Editorial first published in September 13th edition of the Waterford News & Star
“THERE is no better place to have a food festival!” Mayor of Waterford City and County John O’Leary was speaking on Friday at the Taste Waterford lunch as part of Waterford Harvest Festival, which was poised to be a phenomenal success, had the rain not thrown a spanner in the works for Sunday. Still, this year’s Harvest Festival is not to be written off because of the vagaries of our weather. The thinking and work that went on in the background to make the event a success – and Saturday’s market and ‘Food Done Right’ speakers’ events provided an excellent taster – is to be applauded.
GIY (Grow It Yourself) were tasked with the event’s organisation this year, an exciting development in itself, given their continued success in Waterford and across the country through their sustainable food and educational initiatives.
‘Events like Harvest help Waterford market and capitalise upon the abundance of its produce, and the provenance of that food and drink’
Supported by Waterford Council, probably what was most tantalising about this year’s event was the backing they received from a huge number of local producers and purveyors of good food and drink. Saturday saw the buzzing market we had come to know and love during previous iterations of the festival, prior to the pandemic years, return – this time to the very heart of the city. John Roberts Square, Arundel Square and Broad Street filled with stalls featuring all sorts of tasty, imaginative and diverse food options, predominantly from Waterford restaurants, eateries and producers. The statistics behind them tell why Mayor O’Leary was able to confidently state that there was no better place for a food festival. 52% of those present were Waterford producers, and the rest hailed from within a 100 mile radius of the city.
Waterford Harvest is exactly that – an opportunity to taste what is produced at home. Michael Kelly, founder of GIY, justifiably beamed with pride at the Taste Waterford lunch when he said: “A huge thanks to all of the businesses who have come on board.” While addressing the business networking lunch, it will not have been lost upon those in attendance that, in Harvest, he had pulled off a powerhouse event built on networking, support and collaboration.
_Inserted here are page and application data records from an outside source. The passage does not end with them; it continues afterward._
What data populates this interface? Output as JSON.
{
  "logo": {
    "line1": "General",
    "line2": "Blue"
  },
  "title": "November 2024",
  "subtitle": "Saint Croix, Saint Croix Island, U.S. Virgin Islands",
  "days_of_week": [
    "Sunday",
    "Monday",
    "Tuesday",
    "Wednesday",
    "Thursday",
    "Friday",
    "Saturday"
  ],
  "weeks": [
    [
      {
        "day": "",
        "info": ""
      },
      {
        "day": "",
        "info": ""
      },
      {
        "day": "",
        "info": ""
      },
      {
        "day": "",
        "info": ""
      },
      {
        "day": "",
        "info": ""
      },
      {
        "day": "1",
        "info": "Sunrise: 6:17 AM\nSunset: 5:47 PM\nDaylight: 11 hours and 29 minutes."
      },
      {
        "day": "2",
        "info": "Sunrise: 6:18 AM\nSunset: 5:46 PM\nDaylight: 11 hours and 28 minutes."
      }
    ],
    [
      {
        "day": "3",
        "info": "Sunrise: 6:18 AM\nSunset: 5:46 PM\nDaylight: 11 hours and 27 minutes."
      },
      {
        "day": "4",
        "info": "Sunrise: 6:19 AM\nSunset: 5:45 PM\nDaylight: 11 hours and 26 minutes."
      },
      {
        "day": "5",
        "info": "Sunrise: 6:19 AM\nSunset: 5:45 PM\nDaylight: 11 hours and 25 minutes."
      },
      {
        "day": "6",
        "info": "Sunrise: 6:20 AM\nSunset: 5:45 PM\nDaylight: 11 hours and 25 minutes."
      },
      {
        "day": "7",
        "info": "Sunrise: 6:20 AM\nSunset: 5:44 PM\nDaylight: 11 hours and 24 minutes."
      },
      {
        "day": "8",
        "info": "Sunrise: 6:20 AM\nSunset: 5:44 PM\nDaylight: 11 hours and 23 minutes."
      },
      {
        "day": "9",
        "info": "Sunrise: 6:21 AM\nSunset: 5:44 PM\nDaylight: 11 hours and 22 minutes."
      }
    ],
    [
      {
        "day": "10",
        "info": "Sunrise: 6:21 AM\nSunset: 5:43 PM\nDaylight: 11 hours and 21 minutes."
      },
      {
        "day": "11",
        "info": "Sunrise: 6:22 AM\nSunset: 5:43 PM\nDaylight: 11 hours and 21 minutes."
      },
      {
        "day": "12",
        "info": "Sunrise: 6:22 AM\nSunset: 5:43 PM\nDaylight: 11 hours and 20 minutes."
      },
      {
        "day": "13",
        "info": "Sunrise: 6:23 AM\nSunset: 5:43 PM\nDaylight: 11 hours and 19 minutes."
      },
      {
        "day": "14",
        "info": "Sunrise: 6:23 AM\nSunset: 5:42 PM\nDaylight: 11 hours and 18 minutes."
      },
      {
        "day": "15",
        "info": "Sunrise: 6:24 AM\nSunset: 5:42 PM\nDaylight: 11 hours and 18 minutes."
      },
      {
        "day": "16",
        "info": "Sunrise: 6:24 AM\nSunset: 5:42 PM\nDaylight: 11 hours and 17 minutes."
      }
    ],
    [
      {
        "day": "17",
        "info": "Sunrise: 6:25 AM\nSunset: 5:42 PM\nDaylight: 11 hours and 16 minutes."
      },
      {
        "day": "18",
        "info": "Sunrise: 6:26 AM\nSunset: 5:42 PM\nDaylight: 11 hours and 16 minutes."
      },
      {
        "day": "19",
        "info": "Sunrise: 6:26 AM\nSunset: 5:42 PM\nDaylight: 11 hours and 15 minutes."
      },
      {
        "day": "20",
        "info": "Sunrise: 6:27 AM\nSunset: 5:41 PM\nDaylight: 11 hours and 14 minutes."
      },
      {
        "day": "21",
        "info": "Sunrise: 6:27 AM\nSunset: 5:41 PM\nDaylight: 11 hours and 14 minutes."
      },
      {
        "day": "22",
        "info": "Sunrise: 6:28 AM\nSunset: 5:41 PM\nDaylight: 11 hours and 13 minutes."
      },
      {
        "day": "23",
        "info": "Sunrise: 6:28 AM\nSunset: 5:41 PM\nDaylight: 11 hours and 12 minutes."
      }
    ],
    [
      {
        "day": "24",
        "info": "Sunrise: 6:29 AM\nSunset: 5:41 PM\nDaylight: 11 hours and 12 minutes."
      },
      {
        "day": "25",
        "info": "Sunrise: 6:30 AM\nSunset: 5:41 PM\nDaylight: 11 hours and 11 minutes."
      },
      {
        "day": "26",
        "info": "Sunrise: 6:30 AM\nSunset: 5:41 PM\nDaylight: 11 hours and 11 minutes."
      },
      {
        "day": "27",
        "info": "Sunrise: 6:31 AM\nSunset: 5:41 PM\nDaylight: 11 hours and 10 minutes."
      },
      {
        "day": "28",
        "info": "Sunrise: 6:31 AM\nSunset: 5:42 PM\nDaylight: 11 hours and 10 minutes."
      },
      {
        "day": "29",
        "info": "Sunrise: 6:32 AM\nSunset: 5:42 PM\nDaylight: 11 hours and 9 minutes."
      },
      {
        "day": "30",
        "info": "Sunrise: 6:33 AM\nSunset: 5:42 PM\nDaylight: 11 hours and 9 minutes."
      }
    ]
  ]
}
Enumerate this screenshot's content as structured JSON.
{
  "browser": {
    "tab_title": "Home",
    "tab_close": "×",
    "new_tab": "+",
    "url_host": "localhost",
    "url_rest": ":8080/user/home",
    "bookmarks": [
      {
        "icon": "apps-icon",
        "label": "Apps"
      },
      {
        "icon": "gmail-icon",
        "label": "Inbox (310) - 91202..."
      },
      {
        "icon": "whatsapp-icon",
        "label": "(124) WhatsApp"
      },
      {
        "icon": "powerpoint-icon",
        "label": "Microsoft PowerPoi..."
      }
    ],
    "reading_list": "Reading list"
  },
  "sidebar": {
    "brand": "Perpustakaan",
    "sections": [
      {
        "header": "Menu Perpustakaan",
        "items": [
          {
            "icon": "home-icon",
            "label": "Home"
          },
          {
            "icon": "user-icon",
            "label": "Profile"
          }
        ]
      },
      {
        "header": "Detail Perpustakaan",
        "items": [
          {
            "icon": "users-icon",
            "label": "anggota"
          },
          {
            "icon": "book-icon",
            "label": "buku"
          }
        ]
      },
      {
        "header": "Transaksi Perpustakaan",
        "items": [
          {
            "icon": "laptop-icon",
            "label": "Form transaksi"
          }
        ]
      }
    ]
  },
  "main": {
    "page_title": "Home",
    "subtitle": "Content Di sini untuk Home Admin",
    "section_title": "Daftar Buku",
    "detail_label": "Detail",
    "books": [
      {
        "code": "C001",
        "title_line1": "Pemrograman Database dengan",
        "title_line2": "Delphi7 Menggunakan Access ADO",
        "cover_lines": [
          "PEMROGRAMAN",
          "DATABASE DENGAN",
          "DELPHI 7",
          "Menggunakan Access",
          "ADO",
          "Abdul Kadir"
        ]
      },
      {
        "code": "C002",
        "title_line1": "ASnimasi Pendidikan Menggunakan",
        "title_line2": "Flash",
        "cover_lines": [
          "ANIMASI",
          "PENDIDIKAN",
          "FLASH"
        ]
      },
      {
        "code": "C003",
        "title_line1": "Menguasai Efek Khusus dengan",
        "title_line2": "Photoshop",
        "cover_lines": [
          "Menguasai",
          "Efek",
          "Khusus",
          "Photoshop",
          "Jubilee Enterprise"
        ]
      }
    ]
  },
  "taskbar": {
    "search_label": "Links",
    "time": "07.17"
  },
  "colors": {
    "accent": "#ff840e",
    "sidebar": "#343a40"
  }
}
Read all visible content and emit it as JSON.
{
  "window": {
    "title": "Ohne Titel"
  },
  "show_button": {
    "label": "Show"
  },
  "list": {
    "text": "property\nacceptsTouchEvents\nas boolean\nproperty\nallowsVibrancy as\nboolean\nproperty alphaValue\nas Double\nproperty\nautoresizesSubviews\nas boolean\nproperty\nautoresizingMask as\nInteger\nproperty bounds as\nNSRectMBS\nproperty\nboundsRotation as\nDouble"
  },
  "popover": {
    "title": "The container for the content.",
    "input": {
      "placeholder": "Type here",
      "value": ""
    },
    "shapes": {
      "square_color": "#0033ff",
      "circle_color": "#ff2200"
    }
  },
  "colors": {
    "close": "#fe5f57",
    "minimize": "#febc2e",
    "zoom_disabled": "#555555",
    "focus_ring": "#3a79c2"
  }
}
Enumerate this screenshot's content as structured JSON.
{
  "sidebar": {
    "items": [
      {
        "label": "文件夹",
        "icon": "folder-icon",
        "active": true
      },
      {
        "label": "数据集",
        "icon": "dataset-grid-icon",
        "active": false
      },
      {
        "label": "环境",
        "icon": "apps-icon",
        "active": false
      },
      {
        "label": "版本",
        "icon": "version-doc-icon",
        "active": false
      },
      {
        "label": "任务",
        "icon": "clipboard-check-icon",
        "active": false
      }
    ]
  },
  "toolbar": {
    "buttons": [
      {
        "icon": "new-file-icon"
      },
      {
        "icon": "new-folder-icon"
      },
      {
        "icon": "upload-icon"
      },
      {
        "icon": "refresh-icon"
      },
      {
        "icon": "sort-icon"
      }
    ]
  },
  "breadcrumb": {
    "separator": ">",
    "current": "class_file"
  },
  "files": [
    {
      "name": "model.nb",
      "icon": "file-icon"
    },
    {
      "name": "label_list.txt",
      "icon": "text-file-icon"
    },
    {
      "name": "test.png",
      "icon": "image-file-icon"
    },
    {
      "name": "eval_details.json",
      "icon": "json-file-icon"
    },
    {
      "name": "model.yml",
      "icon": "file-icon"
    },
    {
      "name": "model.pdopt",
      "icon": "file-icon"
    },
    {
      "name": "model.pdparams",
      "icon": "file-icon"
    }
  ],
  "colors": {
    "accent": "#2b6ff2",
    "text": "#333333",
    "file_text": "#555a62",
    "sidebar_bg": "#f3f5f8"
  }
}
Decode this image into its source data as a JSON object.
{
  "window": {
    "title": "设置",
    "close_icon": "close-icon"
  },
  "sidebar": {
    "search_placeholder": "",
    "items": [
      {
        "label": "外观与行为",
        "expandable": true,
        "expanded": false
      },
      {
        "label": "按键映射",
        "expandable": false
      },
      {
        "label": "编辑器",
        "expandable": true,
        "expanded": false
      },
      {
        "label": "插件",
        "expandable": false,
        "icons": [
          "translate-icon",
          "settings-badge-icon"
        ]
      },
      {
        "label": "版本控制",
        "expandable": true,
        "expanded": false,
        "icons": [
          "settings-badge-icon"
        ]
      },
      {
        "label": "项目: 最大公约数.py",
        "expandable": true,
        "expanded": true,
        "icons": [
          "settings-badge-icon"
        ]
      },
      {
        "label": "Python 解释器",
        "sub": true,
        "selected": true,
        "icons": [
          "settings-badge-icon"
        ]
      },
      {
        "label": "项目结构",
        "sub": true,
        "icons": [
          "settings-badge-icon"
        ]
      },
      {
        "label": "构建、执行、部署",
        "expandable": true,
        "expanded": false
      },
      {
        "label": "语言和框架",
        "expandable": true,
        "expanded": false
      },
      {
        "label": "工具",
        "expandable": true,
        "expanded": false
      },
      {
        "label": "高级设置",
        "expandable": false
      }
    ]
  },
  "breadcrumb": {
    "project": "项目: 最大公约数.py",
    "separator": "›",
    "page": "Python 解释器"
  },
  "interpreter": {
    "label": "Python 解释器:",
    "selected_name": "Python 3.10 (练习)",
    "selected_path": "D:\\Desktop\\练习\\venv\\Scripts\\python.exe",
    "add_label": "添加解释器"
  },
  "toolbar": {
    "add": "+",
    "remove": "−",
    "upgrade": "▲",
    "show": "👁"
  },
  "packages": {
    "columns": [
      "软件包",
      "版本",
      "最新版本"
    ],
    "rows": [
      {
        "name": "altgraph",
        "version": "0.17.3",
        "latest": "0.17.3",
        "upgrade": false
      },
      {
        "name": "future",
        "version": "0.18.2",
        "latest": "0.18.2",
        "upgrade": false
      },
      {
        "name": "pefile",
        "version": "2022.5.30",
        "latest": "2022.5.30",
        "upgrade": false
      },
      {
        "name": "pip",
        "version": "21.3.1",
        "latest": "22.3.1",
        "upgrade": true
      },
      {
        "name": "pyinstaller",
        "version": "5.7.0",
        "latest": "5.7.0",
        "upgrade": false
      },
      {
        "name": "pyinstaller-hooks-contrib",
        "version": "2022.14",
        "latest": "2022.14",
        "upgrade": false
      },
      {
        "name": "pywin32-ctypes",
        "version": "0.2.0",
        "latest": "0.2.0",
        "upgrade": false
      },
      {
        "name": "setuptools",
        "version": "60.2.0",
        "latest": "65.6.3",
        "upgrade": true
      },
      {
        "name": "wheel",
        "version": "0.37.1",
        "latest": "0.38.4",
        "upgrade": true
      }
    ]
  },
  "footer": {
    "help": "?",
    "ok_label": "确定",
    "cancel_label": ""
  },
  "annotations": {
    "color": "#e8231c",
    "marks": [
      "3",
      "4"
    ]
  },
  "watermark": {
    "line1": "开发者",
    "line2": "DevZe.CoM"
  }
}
“One of the things that is unique about the festival is that we do celebrate the harvest,” Michael said. “I think it’s a really important thing that we reclaim the harvest… this is a time of abundance.”
His message is not just important in terms of putting a spotlight on the wealth of fantastic, innovative producers in Waterford, but at its core it is timely in terms of climate change and educating people on sustainability. Of course, hand in hand with that comes the bonus that is the great taste of eating small batch, high quality, locally produced food.
“We are trying to put sustainability at the heart of the festival, we are really proud that more than half of the producers are from Waterford,” Michael said. Bríd Kirby, Head of Enterprise at the Local Enterprise Office, echoed his words: “There’s an amount that’s here to offer and it’s of great quality.”
Given that food and beverages account for 35% of a tourist’s overall spend, there is no doubt that events like Harvest help Waterford market and capitalise upon the abundance of its produce, and the provenance of that food and drink.
Waterford Harvest is ultimately a successful celebration when done right because we have something so valuable to celebrate. As Richard Povey, Project Manager of Taste Waterford, said, “We have everything in Waterford to be the number one food destination in Ireland.”